Avoid Weight Gain by Avoiding Ultra-Processed Foods
By Emma Ryan and Annie Chen
A research study discovers that packaged treats, pre-prepared meals, and other “ultra-processed” foods cause weight gain; unprocessed foods cause weight loss
There stays argument over which diet plan is “best” for weight loss and upkeep, however something almost everybody settles on is to reduce consumption of “ultra-processed” foods. Ultra-processed foods normally consist of a minimum of 5 active ingredients, focused dosages of sugar and fine-tuned carbs, and long life span (i.e., they don’t ruin rapidly). Processed foods frequently consist of compounds not discovered in home-cooked meals like dyes, synthetic tastes, non-sugar sweeteners, and preservatives. See examples of processed and unprocessed foods at the end of the short article!
A recent study revealed that individuals who consumed ultra-processed foods taken in roughly 500 more calories each day than those who consumed unprocessed, entire foods. Those consuming ultra-processed foods got approximately 2 pounds in weight in over 2 weeks. Conversely, taking in an unprocessed diet plan over 2 weeks triggered approximately 2 pounds of weight loss.
The research study analyzed 20 grownups who at the same time consumed an ultra-processed diet plan and an unprocessed diet plan for 2 weeks at a time.
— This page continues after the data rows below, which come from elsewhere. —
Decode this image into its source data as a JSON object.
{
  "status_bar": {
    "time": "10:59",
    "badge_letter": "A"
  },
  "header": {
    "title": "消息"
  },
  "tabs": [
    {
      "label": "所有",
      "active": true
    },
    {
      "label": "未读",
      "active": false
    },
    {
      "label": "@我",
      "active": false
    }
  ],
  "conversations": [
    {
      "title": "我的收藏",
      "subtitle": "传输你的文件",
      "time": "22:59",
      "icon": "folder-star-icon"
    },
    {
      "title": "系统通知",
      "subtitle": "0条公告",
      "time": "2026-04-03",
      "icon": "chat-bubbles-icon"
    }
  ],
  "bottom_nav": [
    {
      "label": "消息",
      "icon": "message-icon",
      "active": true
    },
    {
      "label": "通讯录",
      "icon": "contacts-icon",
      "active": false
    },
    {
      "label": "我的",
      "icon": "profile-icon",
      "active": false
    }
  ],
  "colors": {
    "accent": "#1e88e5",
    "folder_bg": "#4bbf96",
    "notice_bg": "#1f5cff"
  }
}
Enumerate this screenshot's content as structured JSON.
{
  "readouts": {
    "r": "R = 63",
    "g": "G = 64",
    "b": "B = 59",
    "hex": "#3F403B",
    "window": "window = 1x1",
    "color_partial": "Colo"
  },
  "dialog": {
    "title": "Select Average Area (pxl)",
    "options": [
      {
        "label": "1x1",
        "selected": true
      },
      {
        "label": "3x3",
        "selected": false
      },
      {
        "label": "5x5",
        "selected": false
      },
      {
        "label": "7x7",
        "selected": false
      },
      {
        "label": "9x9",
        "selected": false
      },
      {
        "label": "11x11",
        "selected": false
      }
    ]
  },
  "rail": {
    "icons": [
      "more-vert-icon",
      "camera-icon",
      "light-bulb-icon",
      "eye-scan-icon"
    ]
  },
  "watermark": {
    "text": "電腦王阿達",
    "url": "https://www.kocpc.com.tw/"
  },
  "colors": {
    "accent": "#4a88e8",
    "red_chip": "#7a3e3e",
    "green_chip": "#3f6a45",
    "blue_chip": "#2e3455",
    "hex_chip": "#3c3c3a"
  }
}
The 2 diet plans consisted of meals that provided the very same variety of calories, energy density (variety of calories per gram of food), macronutrients (e.g. fat, protein, carb), and overall sugar, salt, and fiber. However, due to the nature of ultra-processed foods, this diet plan had significantly more included sugar (i.e., additional sugar put in by the maker) and hydrogenated fat. Participants might consume as much or as low as they desired.
The scientists discovered that the boost in calorie consumption from the ultra-processed diet plan was driven by fats and carbs – individuals did not increase their protein consumption. Participants did not report considerable distinctions in the pleasantness or familiarity of the 2 diet plans, recommending that the increased calorie consumption due to the ultra-processed diet plan was not an outcome of better-tasting or more attractive food. However, topics on the ultra-processed diet plan did consume faster. One hypothesis is that these foods interrupt signaling in between the digestion system and the brain that assists us identify just how much food to consume.
This thoroughly created research study recommends that restricting – and preferably preventing – processed foods might be a reliable method for weight loss and upkeep. In reality, the American Diabetes Association’s (ADA) current Nutrition Guidelines highlighted that restricting processed foods is an essential suggestion amongst all efficient nutrition options.
See examples of processed and unprocessed foods listed below and numerous pictures of the meals in the research study in this article. Michael Pollan’s great, brief book, Food Rules, has a variety of remarkable quotes about processed foods:
“The whiter the bread, the sooner you’ll be dead.”
“It’s not food if it arrived through the window of your car.”
“If it’s a plant, eat it. If it was made in a plant, don’t.”
“Don’t eat breakfast cereals that change the color of your milk.”
This short article is motivated from here